How many professors celebrate their retirement from the university by giving a public concert that fills a large downtown church? I think Sunday afternoon’s concert in Gower Street United Church, entitled “Thank you, Dr. Dunsmore,” was a first. Douglas Dunsmore, professor of music, put on a splendid, two-hour show for friends and family, young and old, from far and near.
It began with the Memorial University of Newfoundland Chamber Choir singing a capella from the high second balcony at the back of the church.
Busy in retirement
That was followed by laudatory remarks by Dr. Ellen Waterman, dean of Memorial’s school of music, who announced that Dunsmore has been appointed the inaugural director of the Bruneau Centre for Excellence in Choral Music, thereby bringing the number of jobs he has back up to four, since he will continue as choirmaster at Gower Street United Church, as conductor of the Newfoundland Symphony Orchestra’s Philharmonic Choir, and as artistic director of Festival 500: Sharing the Voices, which he co-founded. He will not be bored.
The show moved on quickly with singers from MUN’s Festival Choir performing in the choir loft and from the front sections of the balconies on both sides of the church. Gower Street United is St. John’s answer to Toronto’s Massey Hall, and in the course of the concert Dunsmore had the singers and musicians assume changing positions on three different levels and all around the corridor of the large first balcony. He was sometimes facing the choir loft, sometimes facing the audience. There wasn’t a dull moment. When the choir performed Kirby Shaw’s arrangement of Paul Simon’s “Bridge Over Troubled Water,” Dunsmore had the audience clapping along on the off-beat.
While this was not a one-man show — as Dunsmore wittily remarked, “There is no choral music for unaccompanied conductor” — there was no denying that Dunsmore was the prime mover, and so it seemed fitting he was also the MC, saying just enough to heighten our appreciation of what we heard and saw.
Sampling his career
The works he chose spanned his whole career. The Chamber Choir sang C.V. Stanford’s “The Blue Bird,” a piece Dunsmore conducted the first year he was here. He likes the song. It’s slow and dreamy.

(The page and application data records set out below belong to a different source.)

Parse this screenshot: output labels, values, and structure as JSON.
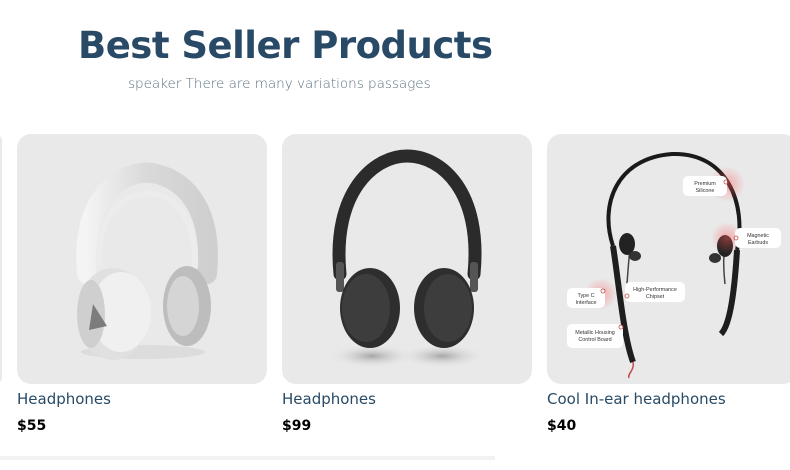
{
  "section": {
    "title": "Best Seller Products",
    "subtitle": "speaker There are many variations passages"
  },
  "products": [
    {
      "name": "Headphones",
      "price": "$55",
      "image": "white-over-ear-headphones"
    },
    {
      "name": "Headphones",
      "price": "$99",
      "image": "black-over-ear-headphones"
    },
    {
      "name": "Cool In-ear headphones",
      "price": "$40",
      "image": "neckband-earphones"
    }
  ],
  "neckband_labels": {
    "premium": [
      "Premium",
      "Silicone"
    ],
    "magnetic": [
      "Magnetic",
      "Earbuds"
    ],
    "chipset": [
      "High-Performance",
      "Chipset"
    ],
    "typec": [
      "Type C",
      "Interface"
    ],
    "housing": [
      "Metallic Housing",
      "Control Board"
    ]
  },
  "colors": {
    "title": "#284a66",
    "card_bg": "#e9e9e9",
    "price": "#000000"
  }
}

At MUN, Dunsmore developed a graduate program in choral conducting, and in mid-program on Sunday he stepped aside to let two of his students conduct a piece each: alumnus Chad Stride; and current student Leah Antle. Antle just about stole the show when she conducted the Chamber Choir in Thomas Morley’s lively “Now is The Month of Maying,” taking it at a good clip, with the choir singing most precisely with perfect enunciation. It looked easy. Antle got maximum effect with minimum gestures. Such promising young conductors are Doug Dunsmore’s legacy. As Ellen Waterman said, he has mentored literally thousands of students.
Part of Dunsmore’s magnetism is his enthusiasm for trying new things, in which he usually succeeds. In Sunday’s concert he had the Chamber Choir perform a percussive song in Finnish! An English translation was provided.
The large voluntary turnout from the Alumni Festival Choir was a great tribute to Dunsmore’s continuing work in the community. I know people who are inspired by every practice. One member of the choir, Sarah Rose, who currently teaches in MUN’s Department of Linguistics, chose this opportunity to donate her mother’s magnificent 1972 Steinway baby grand piano to Gower Street United Church. Sarah is about to relocate to British Columbia, and wanted to leave her beautiful piano here “in appreciation for all the music that Newfoundland has given her.” Its mellifluous tones as Timothy Brennan accompanied the Alumni Choir in “The Road Not Taken” held the promise of wonderful piano concerts to come.
Shifting his energy
Before the rousing final piece, — John Rutter’s “Gloria,” with the MUN Brass Ensemble and Ki Adams on the organ — Susan Knight, Chancellor of Memorial University, choral director, and longtime friend and colleague of Dunsmore, said that in retiring he is just shifting his energy, and we are the richer for it. She praised him as a teacher, administrator, and organizer who has given all of himself all of the time, who has poured the energy of his life into making things happen. Knight compared Dunsmore to Tennyson’s “Ulysses,” quoting the lines:
I am a part of all that I have met;
Yet all experience is an arch wherethrough
Gleams that untraveled world, whose margin fades
For ever and for ever when I move.
How dull it is to pause, to make an end,
To rust unburnished, not to shine in use!
Dunsmore certainly shines in use!
I think everyone in the audience was there because Dunsmore’s work as a choral conductor has touched them in some way. I have my own memory. As I heard Knight mention his compassion for those who are ill, my mind went back to a stormy Friday, Oct. 27, 2000, when Dunsmore took the MUN Chamber Choir and the Philharmonic Choir of the Newfoundland Symphony Orchestra to Bell Island at very short notice to join the St. Michael’s Church Choir there in the moving Celebration of the Life of Charles Joseph Bown, a former student who died at the age of 37.
Thank you, Dr. Dunsmore.